## WORK ORDER
When you have gone through the records, report how many lines include "глобальный", giving the number and nothing more.

## SOURCE DATA

★ ★ ★ ★

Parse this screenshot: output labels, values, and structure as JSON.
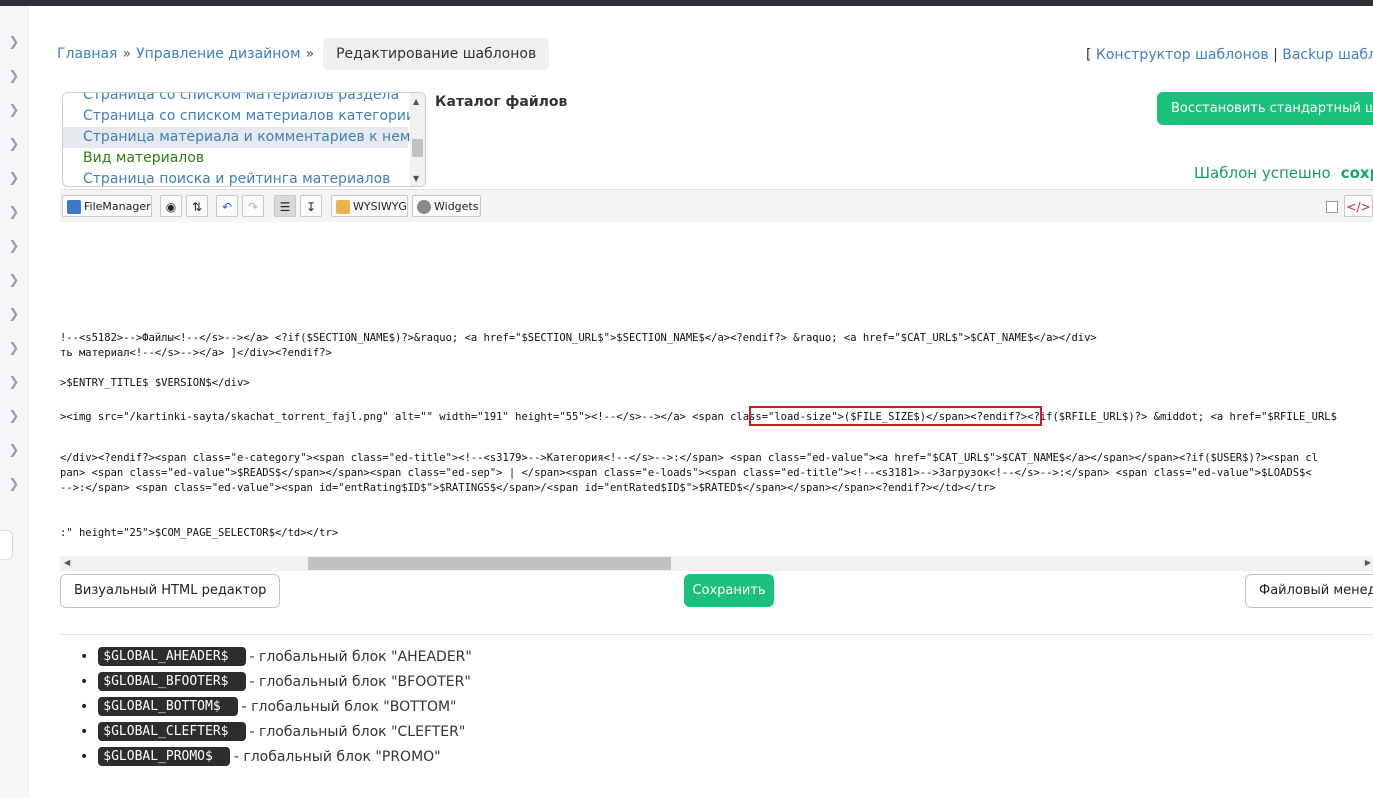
{
  "breadcrumb": {
    "home": "Главная",
    "separator": "»",
    "design": "Управление дизайном",
    "current": "Редактирование шаблонов"
  },
  "header_links": {
    "open_bracket": "[",
    "constructor": "Конструктор шаблонов",
    "separator": "|",
    "backup": "Backup шаблон"
  },
  "templates": {
    "items": [
      "Страница со списком материалов раздела",
      "Страница со списком материалов категории",
      "Страница материала и комментариев к нему",
      "Вид материалов",
      "Страница поиска и рейтинга материалов"
    ],
    "selected_index": 2
  },
  "catalog_label": "Каталог файлов",
  "restore_button": "Восстановить стандартный шабло",
  "status": {
    "text": "Шаблон успешно",
    "bold": "сохран"
  },
  "toolbar": {
    "filemanager": "FileManager",
    "wysiwyg": "WYSIWYG",
    "widgets": "Widgets"
  },
  "code_lines": [
    "!--<s5182>-->Файлы<!--</s>--></a> <?if($SECTION_NAME$)?>&raquo; <a href=\"$SECTION_URL$\">$SECTION_NAME$</a><?endif?> &raquo; <a href=\"$CAT_URL$\">$CAT_NAME$</a></div>",
    "ть материал<!--</s>--></a> ]</div><?endif?>",
    ">$ENTRY_TITLE$ $VERSION$</div>",
    "><img src=\"/kartinki-sayta/skachat_torrent_fajl.png\" alt=\"\" width=\"191\" height=\"55\"><!--</s>--></a> <span class=\"load-size\">($FILE_SIZE$)</span><?endif?><?if($RFILE_URL$)?> &middot; <a href=\"$RFILE_URL$",
    "</div><?endif?><span class=\"e-category\"><span class=\"ed-title\"><!--<s3179>-->Категория<!--</s>-->:</span> <span class=\"ed-value\"><a href=\"$CAT_URL$\">$CAT_NAME$</a></span></span><?if($USER$)?><span cl",
    "pan> <span class=\"ed-value\">$READS$</span></span><span class=\"ed-sep\"> | </span><span class=\"e-loads\"><span class=\"ed-title\"><!--<s3181>-->Загрузок<!--</s>-->:</span> <span class=\"ed-value\">$LOADS$<",
    "-->:</span> <span class=\"ed-value\"><span id=\"entRating$ID$\">$RATINGS$</span>/<span id=\"entRated$ID$\">$RATED$</span></span></span><?endif?></td></tr>",
    ":\" height=\"25\">$COM_PAGE_SELECTOR$</td></tr>"
  ],
  "buttons": {
    "visual_editor": "Визуальный HTML редактор",
    "save": "Сохранить",
    "file_manager": "Файловый менедж"
  },
  "globals": [
    {
      "code": "$GLOBAL_AHEADER$",
      "desc": "- глобальный блок \"AHEADER\""
    },
    {
      "code": "$GLOBAL_BFOOTER$",
      "desc": "- глобальный блок \"BFOOTER\""
    },
    {
      "code": "$GLOBAL_BOTTOM$",
      "desc": "- глобальный блок \"BOTTOM\""
    },
    {
      "code": "$GLOBAL_CLEFTER$",
      "desc": "- глобальный блок \"CLEFTER\""
    },
    {
      "code": "$GLOBAL_PROMO$",
      "desc": "- глобальный блок \"PROMO\""
    }
  ],
  "colors": {
    "accent_green": "#1cc07d",
    "link_blue": "#3f7fc2",
    "highlight_red": "#c81e1e"
  }
}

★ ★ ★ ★

## ANSWER TO THIS TASK
5